Johnson had married the woman who came to be known as Lady Bird in 1934, but his eye never stopped wandering. Throughout his life, LBJ’s extramarital affairs were anything but discrete. Lady Bird endured his behavior, with only occasional reprimands.
His political patronage could be equally questionable. To cite only the most blatant example, Johnson built his political career in large part on the support (financial and otherwise) of Texas-based Brown Root, predecessor to Dick Cheney’s Halliburton. Then, as now, the company ranked among the largest federal contractors.
Johnson leaned on Brown Root more and more as his career progressed. That explains why the construction company became, as Peters writes, “a major beneficiary of Johnson programs until the end of his political career, including Vietnam, where the firm was the leading contractor in constructing US bases.” Try and imagine, if possible, a Texas president ramping up an ill-advised war where the only clear winner is a home state contractor.
Peters offers a nuanced portrait of Johnson’s shocking ascension to the presidency in the wake of JFK’s assassination – and explains how both LBJ aides and Kennedy aides became more spiteful and suspicious of one another.
He also provides powerful, necessary correctives to the thumbnail sketches of liberal politics.

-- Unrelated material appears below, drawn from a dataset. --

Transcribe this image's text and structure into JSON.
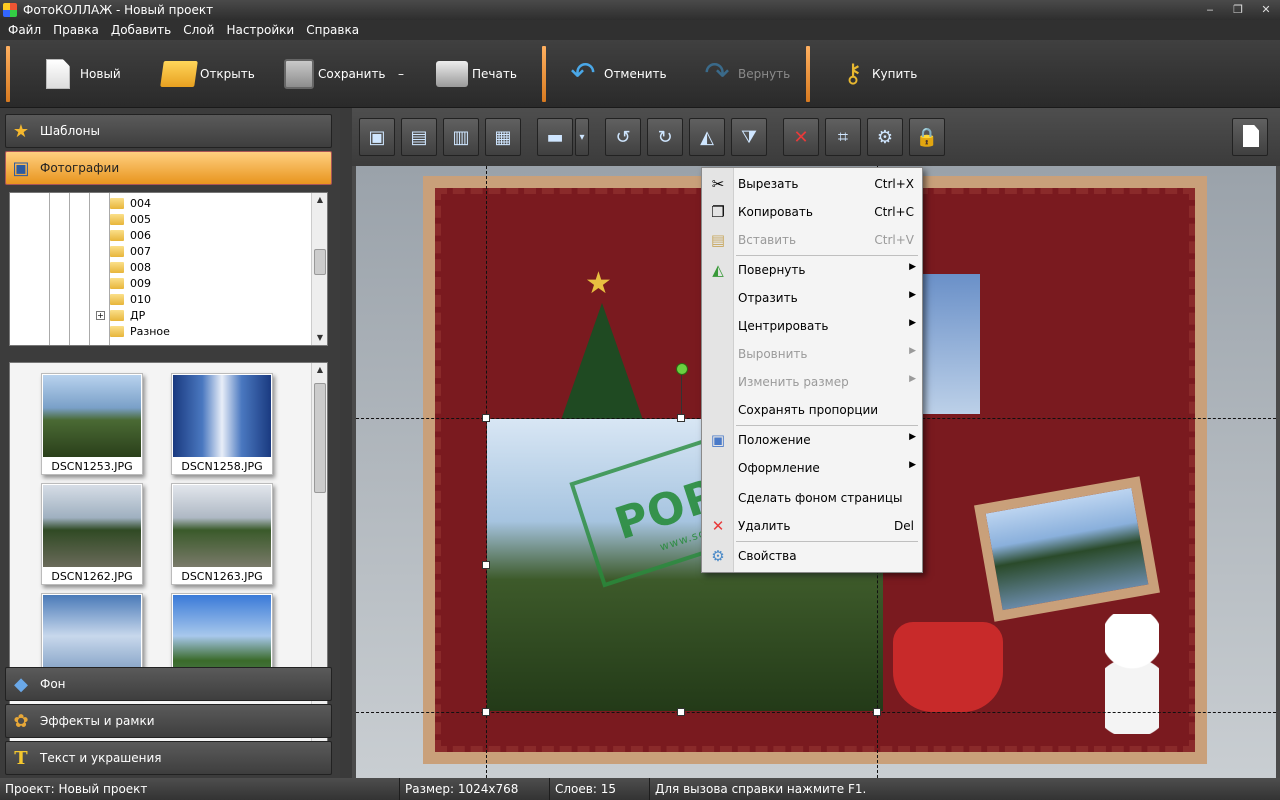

Much as the Kennedys and Johnsons achieved in civil rights, they initially lagged behind the movement.
Johnson dragged his feet on major legislation during his Senate days and, in 1963, President Kennedy and Vice President Johnson both skipped Martin Luther King Jr.’s “I Have a Dream” speech at the Washington mall.
“Indeed,” Peters writes of ruling Washington, “they had advised against holding the event, a position shared by most of white Washington, which embarrassed itself by staying home that day.”
To be sure, Johnson made up for that misstep, ramming through groundbreaking legislation that simultaneously gave African-Americans expanded rights and freedoms, freed the South to begin recognizing the economic potential seen today across the Sun Belt, and transferred political power to Republicans in most Southern states for the next 40 years.
Most painful of all, Peters delineates the insecurities and political calculations that led LBJ to deceive the nation even as he tragically escalated America’s role in Vietnam. These include the infamous Tonkin Gulf Resolution that expanded presidential powers to attack in Vietnam based on a false premise of provocation (1964’s version of WMD, one might say) and the Tet Offensive, a battle the US won technically but lost in every other manner.
Peters should be credited with drawing on LBJ aides such as Bill Moyers, who, after leaving the administration, went on to ponder aloud Johnson’s sanity even as he still sat in the White House. At the same time, for those of us too young to recall Johnson in office and who have a vague sense of these events, Peters does a fine job of putting them in context without getting bogged down.
He completes the portrait with consideration of Johnson’s crudity. This is a man, after all, known to defecate in front of staffers as a means of displaying how much power he wielded. Johnson often used his aide Jack Valenti’s lap as a footrest and Lady Bird’s humiliations over his open affairs were widely known.
And yet Johnson’s enigmatic loneliness in the White House stirs empathy nonetheless. Vietnam crushed Johnson and his presidency, leaving him to forgo a run for a second full term in 1968. Relieved of those anxieties and by signs of eased tensions in Vietnam, LBJ briefly thought his popularity could be rescued.
Instead, four days later, Martin Luther King was murdered in Memphis. Riots broke out, the long, hot summer began with Robert Kennedy’s assassination in June, and America was left battered by devastation and destruction. LBJ was caught up the emotional swirl.
In 1973, at the age 64, he died of a heart attack.
Erik Spanberg is a freelance writer in Charlotte, N.C.